The participants of the opening seminar explored the issues of interreligious dialogue in the times of war and the existential search for God by a person. The desire of Ukrainians to build a society based on the concept of a “civilization of love” and through interfaith dialogue was expressed. Additionally, the question of whether the mutual aid of different religions representatives during wartime is a dialogue about values ​​or a concerted effort to survive was also raised along with the question about the practical ways interreligious dialogue may pertain not only to diplomatic issues but also to the daily challenges people are facing because of war. 

“The tragic anniversary of the full-scale war against Ukraine should remind Western society of the tragedy and grief of our people,” comments Taras Dzyubanskyy, “who, despite all the suffering, remain a people of freedom and resilience. Educational, cultural and social processes are continuing, and for this we owe much to the role of churches and religious organizations. Intellectual discussions continue and we are confident that this is a great contribution to the victory in the fight against the forces of evil.”

The “Civilization of Love” exhibition, which was open daily from February 18 to February 23, was dedicated to Ukrainian realities of war and interreligious dialogue. Some of the artists included: Muslim Crimea Rustem Skybin, who depicts the Easter egg painted in an Islamic style with the images of Czech hedgehogs which are at the same time Qur’an stands; a Jewish artist Vadym Koltun, who rethinks and depicts the “Crucifixion” of Ukrainians made by Russian missiles; and a Christian artist, Myroslav Yasinskyi, who asks the Angels present in all three religions to “save and protect” us. 

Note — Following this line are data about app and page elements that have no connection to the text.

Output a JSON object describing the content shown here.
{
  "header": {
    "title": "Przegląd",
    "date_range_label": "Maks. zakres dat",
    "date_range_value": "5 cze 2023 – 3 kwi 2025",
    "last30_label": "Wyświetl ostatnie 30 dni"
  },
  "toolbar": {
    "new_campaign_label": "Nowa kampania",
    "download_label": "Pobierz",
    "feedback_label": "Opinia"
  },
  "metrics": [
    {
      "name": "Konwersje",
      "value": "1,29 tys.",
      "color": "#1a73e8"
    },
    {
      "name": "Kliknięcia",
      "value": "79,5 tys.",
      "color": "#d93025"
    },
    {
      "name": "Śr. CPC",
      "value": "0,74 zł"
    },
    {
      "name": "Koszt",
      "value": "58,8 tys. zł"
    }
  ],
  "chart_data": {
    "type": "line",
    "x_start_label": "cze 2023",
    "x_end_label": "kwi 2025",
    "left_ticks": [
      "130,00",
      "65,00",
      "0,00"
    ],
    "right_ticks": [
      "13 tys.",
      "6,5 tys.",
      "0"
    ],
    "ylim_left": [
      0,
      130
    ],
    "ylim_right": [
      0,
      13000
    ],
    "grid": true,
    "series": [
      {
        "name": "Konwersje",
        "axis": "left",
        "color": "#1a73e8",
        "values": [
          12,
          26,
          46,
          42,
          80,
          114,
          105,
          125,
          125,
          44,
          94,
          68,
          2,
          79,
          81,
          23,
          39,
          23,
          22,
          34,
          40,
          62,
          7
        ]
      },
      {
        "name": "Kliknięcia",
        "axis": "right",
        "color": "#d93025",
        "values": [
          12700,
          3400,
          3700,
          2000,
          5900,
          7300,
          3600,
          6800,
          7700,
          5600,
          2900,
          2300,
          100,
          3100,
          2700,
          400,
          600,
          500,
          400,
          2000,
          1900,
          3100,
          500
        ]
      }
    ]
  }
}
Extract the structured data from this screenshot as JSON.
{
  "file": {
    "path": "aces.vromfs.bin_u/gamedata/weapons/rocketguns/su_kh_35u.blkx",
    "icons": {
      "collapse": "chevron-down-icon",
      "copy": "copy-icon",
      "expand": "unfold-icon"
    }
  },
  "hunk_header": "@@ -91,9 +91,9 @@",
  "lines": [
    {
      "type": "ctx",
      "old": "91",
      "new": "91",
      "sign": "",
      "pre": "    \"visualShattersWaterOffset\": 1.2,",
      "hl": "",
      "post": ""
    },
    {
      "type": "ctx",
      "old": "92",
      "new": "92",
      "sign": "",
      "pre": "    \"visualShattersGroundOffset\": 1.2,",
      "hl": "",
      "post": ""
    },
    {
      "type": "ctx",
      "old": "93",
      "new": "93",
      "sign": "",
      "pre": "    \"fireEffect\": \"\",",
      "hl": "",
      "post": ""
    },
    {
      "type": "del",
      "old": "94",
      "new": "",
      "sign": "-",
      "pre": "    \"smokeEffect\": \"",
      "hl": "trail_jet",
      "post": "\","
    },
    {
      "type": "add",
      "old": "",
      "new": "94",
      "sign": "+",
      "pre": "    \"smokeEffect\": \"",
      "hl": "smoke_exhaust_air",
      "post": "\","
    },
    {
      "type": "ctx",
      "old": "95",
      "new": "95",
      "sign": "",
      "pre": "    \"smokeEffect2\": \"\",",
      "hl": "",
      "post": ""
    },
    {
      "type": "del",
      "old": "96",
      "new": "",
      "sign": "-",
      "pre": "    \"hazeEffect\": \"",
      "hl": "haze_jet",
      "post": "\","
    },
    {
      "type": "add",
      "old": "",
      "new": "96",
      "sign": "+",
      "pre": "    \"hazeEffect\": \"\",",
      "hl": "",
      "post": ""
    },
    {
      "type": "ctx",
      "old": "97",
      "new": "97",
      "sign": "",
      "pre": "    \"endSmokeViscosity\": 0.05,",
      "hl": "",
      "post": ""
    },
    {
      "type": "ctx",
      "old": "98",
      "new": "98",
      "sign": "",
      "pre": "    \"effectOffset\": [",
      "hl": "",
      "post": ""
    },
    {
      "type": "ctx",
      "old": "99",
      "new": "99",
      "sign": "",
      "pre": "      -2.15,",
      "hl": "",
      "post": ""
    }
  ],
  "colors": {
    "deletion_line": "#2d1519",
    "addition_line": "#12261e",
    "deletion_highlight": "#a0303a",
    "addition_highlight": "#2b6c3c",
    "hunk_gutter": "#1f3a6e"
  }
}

Nataliia Pavlyk shared the “Interfaithing Humanity” Colouring Book that she created with the support of a grant from the JPII Center. “I was excited to share how art and creativity can contribute to inter- and intra-religious peacebuilding in times of war when other means of dialogue are not so efficient,” she expresses.

Gavin D’Costa, Emeritus Professor of Catholic Theology at the University of Bristol and Visiting Professor of Interreligious Dialogue at the Pontifical University of St Thomas Aquinas, remarks: “This exhibition of Ukrainian artists from three different religions testifies to the soaring human spirit, even in the darkest times. Some of the artists daringly break traditional iconographic boundaries to express the solidarity—and hope—of inter-religious aspirations in a time of war.”

Thomas Cattoi, Associate Professor of Christology and Cultures at Graduate Theological Union and Visiting Professor at the Angelicum, also offers a reflection on this event: “Interreligious dialogue and comparative theology often choose textual analysis as their starting point […] As our culture becomes increasingly visual, however, it is high time to experiment with different approaches for dialogue, and the visual arts provide one such framework. This exhibition and the interreligious coloring book show how the visual, artistic encounter between traditions opens up new horizons for interreligious understanding.”

“The grief unequivocally unites the people,” concludes Bogdana Katarzhuk, the curator of this exhibition, “but only love to God, the state and other people gives them the strength to act and keep standing.”